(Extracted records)

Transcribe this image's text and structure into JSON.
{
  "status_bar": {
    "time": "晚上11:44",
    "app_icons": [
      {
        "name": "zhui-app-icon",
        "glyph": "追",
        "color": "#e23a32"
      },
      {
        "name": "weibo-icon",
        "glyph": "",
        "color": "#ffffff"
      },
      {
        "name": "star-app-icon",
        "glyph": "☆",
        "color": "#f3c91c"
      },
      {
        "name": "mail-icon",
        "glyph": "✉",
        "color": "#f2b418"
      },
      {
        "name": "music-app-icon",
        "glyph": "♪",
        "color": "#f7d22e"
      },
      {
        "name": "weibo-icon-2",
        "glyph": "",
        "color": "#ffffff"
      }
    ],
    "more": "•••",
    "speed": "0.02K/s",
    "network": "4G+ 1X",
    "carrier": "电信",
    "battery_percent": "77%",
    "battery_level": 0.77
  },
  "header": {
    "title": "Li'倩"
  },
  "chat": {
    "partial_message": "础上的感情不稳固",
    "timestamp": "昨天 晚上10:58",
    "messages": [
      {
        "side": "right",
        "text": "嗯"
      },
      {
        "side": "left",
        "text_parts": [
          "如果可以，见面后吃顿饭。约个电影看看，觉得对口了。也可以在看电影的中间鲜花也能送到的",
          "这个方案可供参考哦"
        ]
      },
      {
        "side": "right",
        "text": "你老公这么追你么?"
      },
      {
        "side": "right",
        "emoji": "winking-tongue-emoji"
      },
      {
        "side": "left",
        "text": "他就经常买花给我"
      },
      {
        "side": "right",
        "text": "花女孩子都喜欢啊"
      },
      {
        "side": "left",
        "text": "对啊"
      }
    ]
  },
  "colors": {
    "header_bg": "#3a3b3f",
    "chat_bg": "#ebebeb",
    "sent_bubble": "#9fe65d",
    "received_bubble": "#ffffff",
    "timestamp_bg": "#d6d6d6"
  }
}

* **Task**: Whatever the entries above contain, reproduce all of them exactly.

* **Result of this exercise**:
Transcribe this image's text and structure into JSON.
{
  "status_bar": {
    "time": "晚上11:44",
    "app_icons": [
      {
        "name": "zhui-app-icon",
        "glyph": "追",
        "color": "#e23a32"
      },
      {
        "name": "weibo-icon",
        "glyph": "",
        "color": "#ffffff"
      },
      {
        "name": "star-app-icon",
        "glyph": "☆",
        "color": "#f3c91c"
      },
      {
        "name": "mail-icon",
        "glyph": "✉",
        "color": "#f2b418"
      },
      {
        "name": "music-app-icon",
        "glyph": "♪",
        "color": "#f7d22e"
      },
      {
        "name": "weibo-icon-2",
        "glyph": "",
        "color": "#ffffff"
      }
    ],
    "more": "•••",
    "speed": "0.02K/s",
    "network": "4G+ 1X",
    "carrier": "电信",
    "battery_percent": "77%",
    "battery_level": 0.77
  },
  "header": {
    "title": "Li'倩"
  },
  "chat": {
    "partial_message": "础上的感情不稳固",
    "timestamp": "昨天 晚上10:58",
    "messages": [
      {
        "side": "right",
        "text": "嗯"
      },
      {
        "side": "left",
        "text_parts": [
          "如果可以，见面后吃顿饭。约个电影看看，觉得对口了。也可以在看电影的中间鲜花也能送到的",
          "这个方案可供参考哦"
        ]
      },
      {
        "side": "right",
        "text": "你老公这么追你么?"
      },
      {
        "side": "right",
        "emoji": "winking-tongue-emoji"
      },
      {
        "side": "left",
        "text": "他就经常买花给我"
      },
      {
        "side": "right",
        "text": "花女孩子都喜欢啊"
      },
      {
        "side": "left",
        "text": "对啊"
      }
    ]
  },
  "colors": {
    "header_bg": "#3a3b3f",
    "chat_bg": "#ebebeb",
    "sent_bubble": "#9fe65d",
    "received_bubble": "#ffffff",
    "timestamp_bg": "#d6d6d6"
  }
}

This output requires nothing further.